Michael T. Mulligan [00:20:39] Trying to recover the money, and that’s healthy. And that has an effect. And it works. And it has the effect of creating safer toasters because no one wants to bear the responsibility of burning your house down. And when you, if you move to a model where it just doesn’t matter what you do, we all just sort of assume these things happen. I daresay there’s going to be much less incentive in the world for safer toasters and putting a lid on your acid truck when you’re driving it to the, you know, train depot.
Adam Stirling [00:21:08] I have to read up on this one. I can’t believe it happened twice. The sulphuric acid spill twice in just over a month. Michael Mulligan. It is a pleasure, as always. Thank you so much for coming in. 90 seconds. Laughs. Anything else you touch on today?
Michael T. Mulligan [00:21:21] Yeah, there’s another case I think that’s worth commenting on briefly in 90 seconds, which is one people may have heard about in the news. And it was sentencing of a man in Victoria who is described as being mentally ill and was taking photographs of women in bathrooms.
Adam Stirling [00:21:37] Yes…
Michael T. Mulligan [00:21:37] Without their knowledge. Obviously, a very disturbing case and very upsetting for anyone who might have been subject to that. But I must say, reading that one really caused me to reflect upon, you know, the sort of services we’re providing for people that are engaged in that kind of behaviour, because the description of the person who was sentenced involved mental illness, homelessness and obviously extremely disturbed and was doing things like being found naked in women’s bathrooms and this sort of thing and well, extremely upsetting and certainly understandable. You know, the sentence I think it was imposed was 18 months. It really caused me to reflect upon whether we’re doing enough to ensure that the public is safe and people that are engaging in that behaviour are getting the sort of treatment required to ensure they’re not engaging that behaviour. And the public isn’t subject to it, because I daresay, well, we may all be safer for 18 months. I’m not sure that when we release the person again with profound mental illness onto the street, we’re all going to be a lot safer than. And so, I think that case is one which we should reflect upon.
Adam Stirling [00:22:47] yeah.

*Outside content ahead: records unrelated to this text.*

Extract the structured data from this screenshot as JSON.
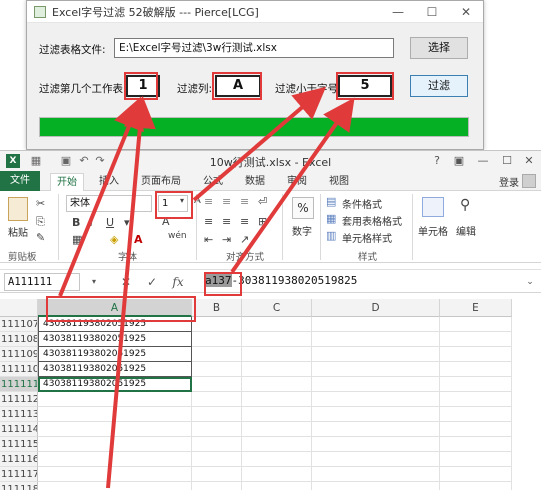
{
  "tool": {
    "title": "Excel字号过滤 52破解版 --- Pierce[LCG]",
    "file_label": "过滤表格文件:",
    "file_path": "E:\\Excel字号过滤\\3w行测试.xlsx",
    "browse_label": "选择",
    "sheet_label": "过滤第几个工作表:",
    "sheet_value": "1",
    "column_label": "过滤列:",
    "column_value": "A",
    "size_label": "过滤小于字号:",
    "size_value": "5",
    "filter_label": "过滤",
    "progress": 1.0,
    "progress_color": "#06b025"
  },
  "excel": {
    "title": "10w行测试.xlsx - Excel",
    "title_buttons": [
      "?",
      "▣",
      "—",
      "☐",
      "✕"
    ],
    "tabs": [
      "文件",
      "开始",
      "插入",
      "页面布局",
      "公式",
      "数据",
      "审阅",
      "视图"
    ],
    "active_tab": "开始",
    "sign_in": "登录",
    "ribbon": {
      "paste": "粘贴",
      "clipboard": "剪贴板",
      "font_name": "宋体",
      "font_size": "1",
      "font_group": "字体",
      "align_group": "对齐方式",
      "number_icon": "%",
      "number": "数字",
      "cond_format": "条件格式",
      "table_format": "套用表格格式",
      "cell_style": "单元格样式",
      "styles_group": "样式",
      "cells": "单元格",
      "editing": "编辑"
    },
    "name_box": "A111111",
    "formula_selected": "a137",
    "formula_rest": "-303811938020519825",
    "columns": [
      "A",
      "B",
      "C",
      "D",
      "E"
    ],
    "rows": [
      {
        "num": "111107",
        "value": "430381193802051925"
      },
      {
        "num": "111108",
        "value": "430381193802051925"
      },
      {
        "num": "111109",
        "value": "430381193802051925"
      },
      {
        "num": "111110",
        "value": "430381193802051925"
      },
      {
        "num": "111111",
        "value": "430381193802051925"
      },
      {
        "num": "111112",
        "value": ""
      },
      {
        "num": "111113",
        "value": ""
      },
      {
        "num": "111114",
        "value": ""
      },
      {
        "num": "111115",
        "value": ""
      },
      {
        "num": "111116",
        "value": ""
      },
      {
        "num": "111117",
        "value": ""
      },
      {
        "num": "111118",
        "value": ""
      }
    ],
    "accent": "#217346"
  },
  "annotation_color": "#e03a3a"
}
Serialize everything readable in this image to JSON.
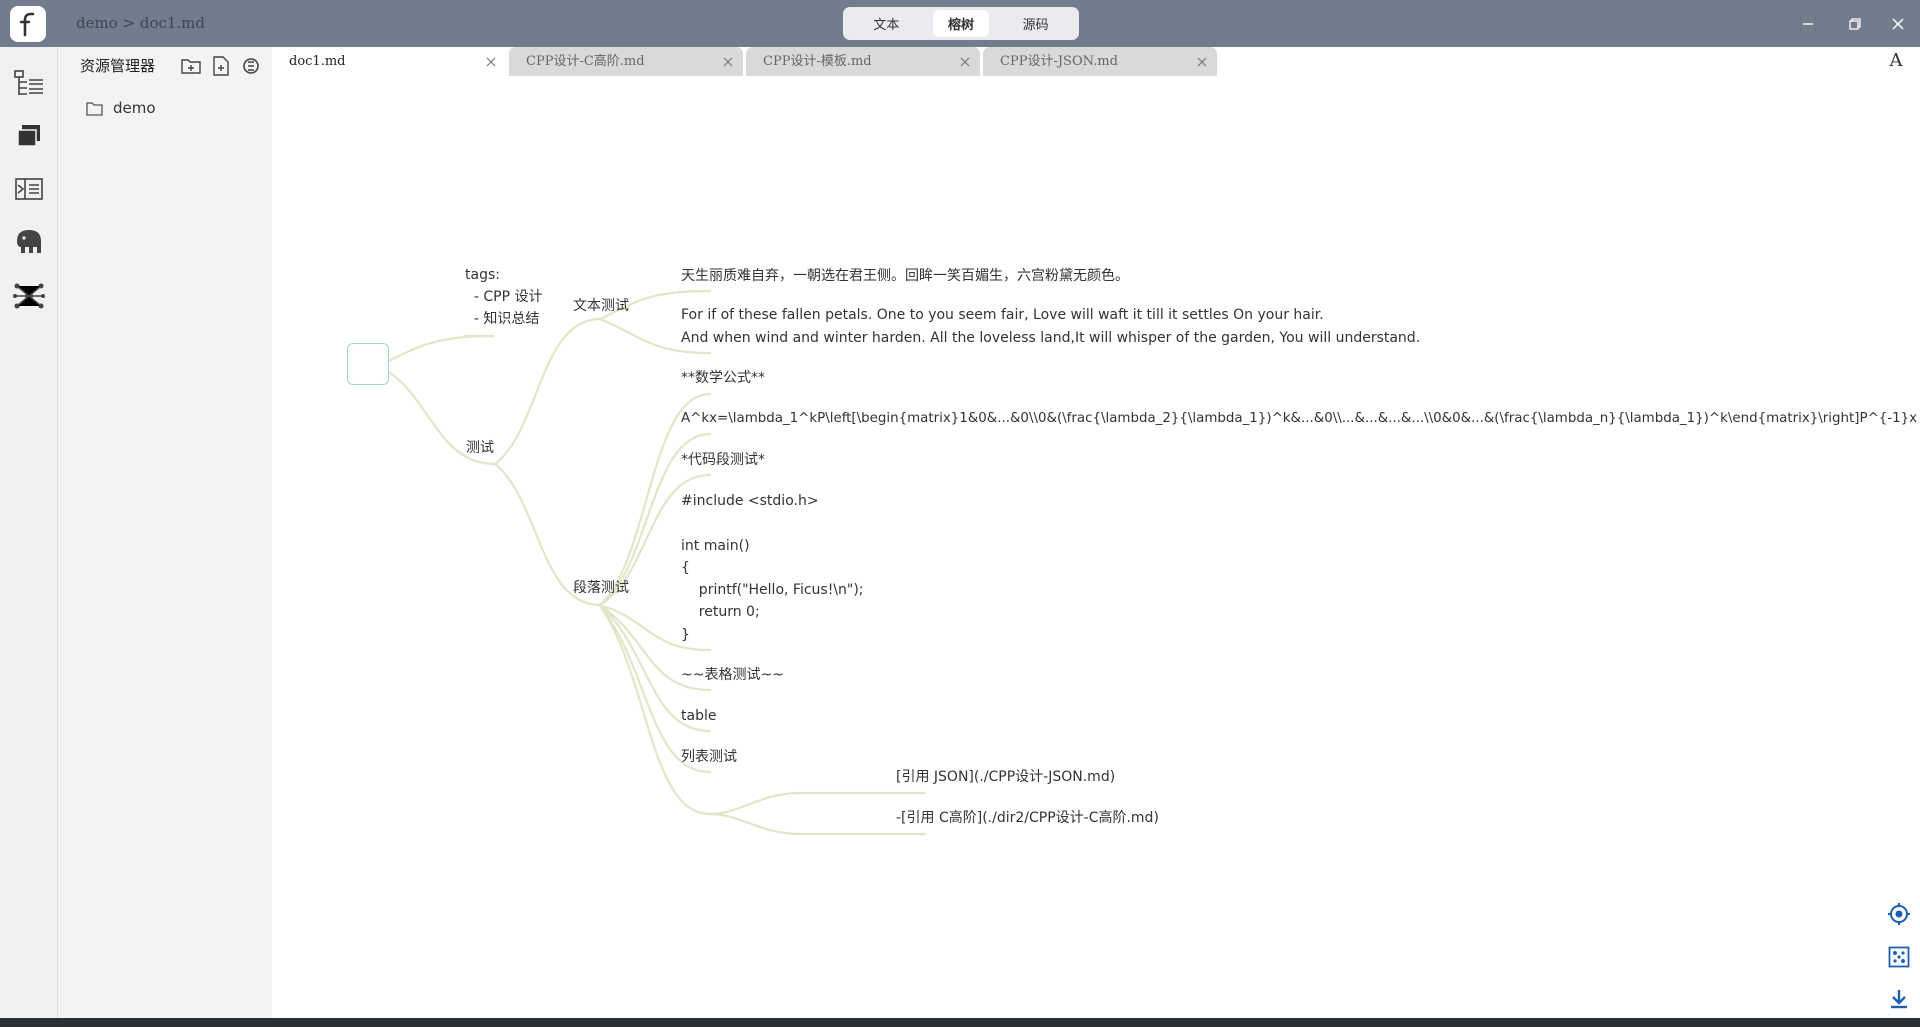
{
  "titlebar": {
    "logo": "F",
    "breadcrumb": "demo > doc1.md",
    "modes": [
      "文本",
      "榕树",
      "源码"
    ],
    "active_mode": "榕树"
  },
  "activity_bar": {
    "icons": [
      "outline-tree-icon",
      "files-icon",
      "preview-icon",
      "elephant-icon",
      "graph-icon"
    ]
  },
  "sidebar": {
    "title": "资源管理器",
    "tools": [
      "new-folder-icon",
      "new-file-icon",
      "locate-icon"
    ],
    "tree": [
      {
        "label": "demo",
        "icon": "folder-icon"
      }
    ]
  },
  "tabs": [
    {
      "label": "doc1.md",
      "active": true
    },
    {
      "label": "CPP设计-C高阶.md",
      "active": false
    },
    {
      "label": "CPP设计-模板.md",
      "active": false
    },
    {
      "label": "CPP设计-JSON.md",
      "active": false
    }
  ],
  "font_button": "A",
  "mindmap": {
    "tags": "tags:\n  - CPP 设计\n  - 知识总结",
    "ceshi": "测试",
    "wenben_ceshi": "文本测试",
    "duanluo_ceshi": "段落测试",
    "poem": "天生丽质难自弃，一朝选在君王侧。回眸一笑百媚生，六宫粉黛无颜色。",
    "english": "For if of these fallen petals. One to you seem fair, Love will waft it till it settles On your hair.\nAnd when wind and winter harden. All the loveless land,It will whisper of the garden, You will understand.",
    "math_title": "**数学公式**",
    "formula": "A^kx=\\lambda_1^kP\\left[\\begin{matrix}1&0&...&0\\\\0&(\\frac{\\lambda_2}{\\lambda_1})^k&...&0\\\\...&...&...&...\\\\0&0&...&(\\frac{\\lambda_n}{\\lambda_1})^k\\end{matrix}\\right]P^{-1}x",
    "code_title": "*代码段测试*",
    "code": "#include <stdio.h>\n\nint main()\n{\n    printf(\"Hello, Ficus!\\n\");\n    return 0;\n}",
    "table_title": "~~表格测试~~",
    "table": "table",
    "list_title": "列表测试",
    "ref1": "[引用 JSON](./CPP设计-JSON.md)",
    "ref2": "-[引用 C高阶](./dir2/CPP设计-C高阶.md)"
  },
  "right_tools": [
    "locate-center-icon",
    "fit-view-icon",
    "download-icon"
  ],
  "colors": {
    "titlebar": "#717c8d",
    "branch": "#dfe6c6",
    "root_border": "#9fd7d3"
  }
}
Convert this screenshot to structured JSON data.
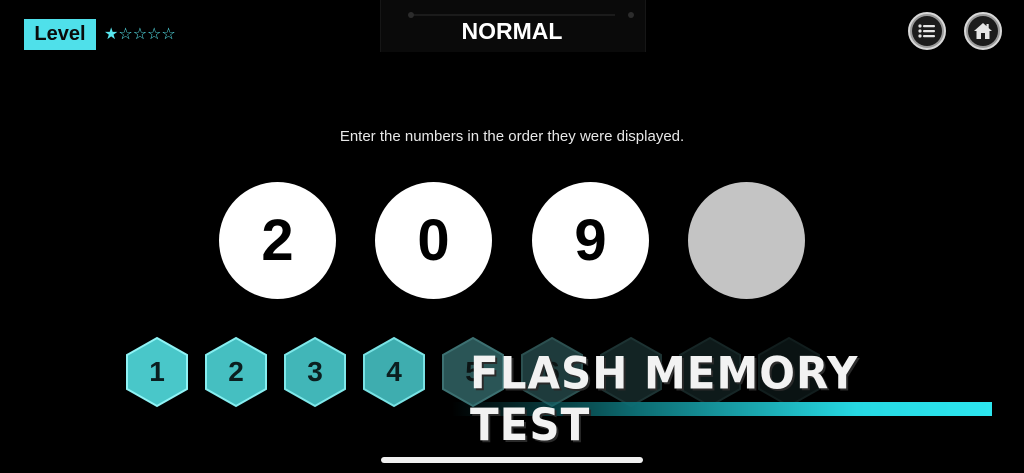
{
  "header": {
    "level_label": "Level",
    "level_stars": "★☆☆☆☆",
    "mode_title": "NORMAL",
    "menu_icon": "list-icon",
    "home_icon": "home-icon"
  },
  "instruction": "Enter the numbers in the order they were displayed.",
  "answer_slots": [
    "2",
    "0",
    "9",
    ""
  ],
  "keypad": {
    "keys": [
      "1",
      "2",
      "3",
      "4",
      "5",
      "6"
    ],
    "active_color": "#49c7c9",
    "dim_color": "#1e3b3c"
  },
  "banner": {
    "title": "FLASH MEMORY TEST",
    "accent_color": "#2de6ef"
  }
}
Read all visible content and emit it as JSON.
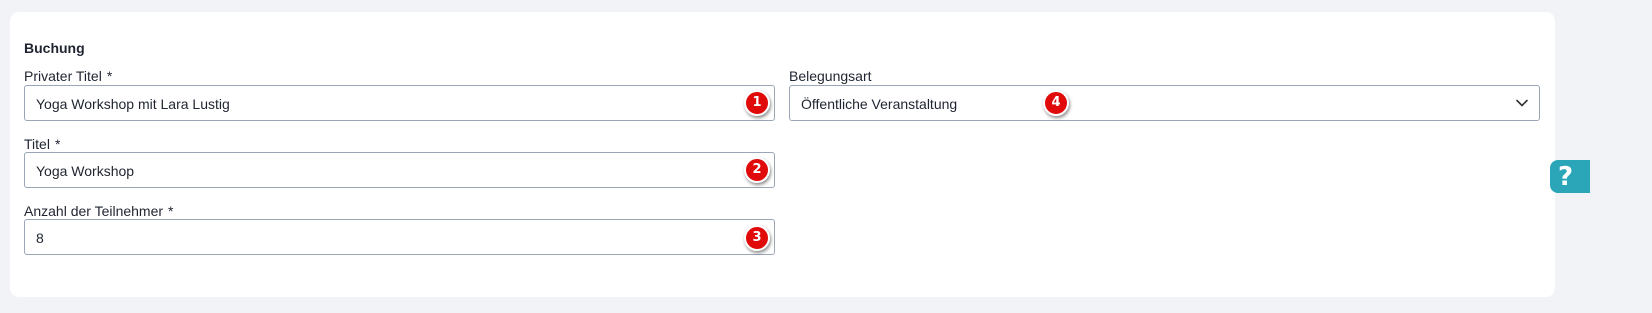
{
  "section": {
    "title": "Buchung"
  },
  "fields": {
    "private_title": {
      "label": "Privater Titel",
      "required": "*",
      "value": "Yoga Workshop mit Lara Lustig",
      "marker": "1"
    },
    "title": {
      "label": "Titel",
      "required": "*",
      "value": "Yoga Workshop",
      "marker": "2"
    },
    "participants": {
      "label": "Anzahl der Teilnehmer",
      "required": "*",
      "value": "8",
      "marker": "3"
    },
    "booking_type": {
      "label": "Belegungsart",
      "value": "Öffentliche Veranstaltung",
      "marker": "4"
    }
  },
  "help": {
    "icon": "question-icon",
    "glyph": "?"
  },
  "colors": {
    "marker": "#e00a0a",
    "border": "#9aa6b6",
    "help_tab": "#2aa6b8",
    "background": "#f1f3f7"
  }
}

Michael T. Mulligan [00:22:47] When we make decisions about things like, you know, what sort of supports and services are we going to have for the mentally ill? And is it appropriate that we have people that are homeless and profoundly mentally ill out on the street? This is the sort of activity not only very upsetting for everyone involved, really unfair for everyone involved in that circumstance. It really caused me to think that we should be as a community, doing much more to ensure that we have proper mental health supports and, in some cases, I think we need to look at better residential treatment for somebody. At one point we would have had places where somebody would have gone and received treatment, and leaving people like that on the street, I think is not an appropriate solution.
Adam Stirling [00:23:31] Agreed. Michael, pleasure, as always. Thank you.
Michael T. Mulligan [00:23:33] Thank you.
Adam Stirling [00:23:33] Take care.
Automatically Transcribed on March 5, 2020 – MULLIGAN DEFENCE LAWYERS